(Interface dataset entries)
►
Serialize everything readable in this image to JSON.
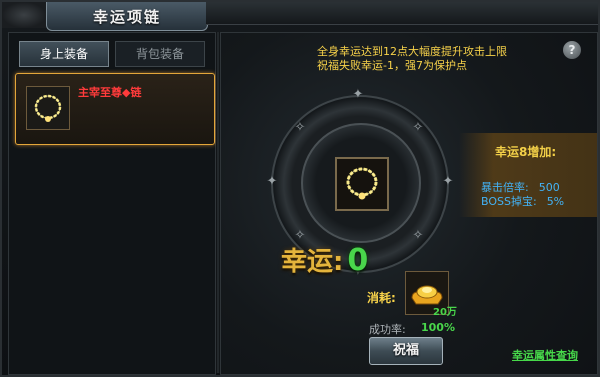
{
  "window": {
    "title": "幸运项链",
    "close_label": "✕"
  },
  "tabs": [
    {
      "label": "身上装备",
      "active": true
    },
    {
      "label": "背包装备",
      "active": false
    }
  ],
  "equipment": {
    "name": "主宰至尊◆链",
    "name_color": "#ff3b3b",
    "icon": "necklace-icon"
  },
  "info": {
    "line1": "全身幸运达到12点大幅度提升攻击上限",
    "line2": "祝福失败幸运-1，强7为保护点",
    "help_label": "?"
  },
  "luck": {
    "label": "幸运:",
    "value": "0"
  },
  "bonus": {
    "title": "幸运8增加:",
    "rows": [
      {
        "label": "暴击倍率:",
        "value": "500"
      },
      {
        "label": "BOSS掉宝:",
        "value": "5%"
      }
    ]
  },
  "cost": {
    "label": "消耗:",
    "amount": "20万",
    "icon": "gold-ingot-icon"
  },
  "success": {
    "label": "成功率:",
    "value": "100%"
  },
  "actions": {
    "bless_label": "祝福",
    "query_label": "幸运属性查询"
  },
  "colors": {
    "accent_gold": "#f7d24a",
    "success_green": "#49d64b",
    "bonus_blue": "#43b2f5"
  }
}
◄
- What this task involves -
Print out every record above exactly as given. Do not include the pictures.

- Answer -
Serialize everything readable in this image to JSON.
{
  "window": {
    "title": "幸运项链",
    "close_label": "✕"
  },
  "tabs": [
    {
      "label": "身上装备",
      "active": true
    },
    {
      "label": "背包装备",
      "active": false
    }
  ],
  "equipment": {
    "name": "主宰至尊◆链",
    "name_color": "#ff3b3b",
    "icon": "necklace-icon"
  },
  "info": {
    "line1": "全身幸运达到12点大幅度提升攻击上限",
    "line2": "祝福失败幸运-1，强7为保护点",
    "help_label": "?"
  },
  "luck": {
    "label": "幸运:",
    "value": "0"
  },
  "bonus": {
    "title": "幸运8增加:",
    "rows": [
      {
        "label": "暴击倍率:",
        "value": "500"
      },
      {
        "label": "BOSS掉宝:",
        "value": "5%"
      }
    ]
  },
  "cost": {
    "label": "消耗:",
    "amount": "20万",
    "icon": "gold-ingot-icon"
  },
  "success": {
    "label": "成功率:",
    "value": "100%"
  },
  "actions": {
    "bless_label": "祝福",
    "query_label": "幸运属性查询"
  },
  "colors": {
    "accent_gold": "#f7d24a",
    "success_green": "#49d64b",
    "bonus_blue": "#43b2f5"
  }
}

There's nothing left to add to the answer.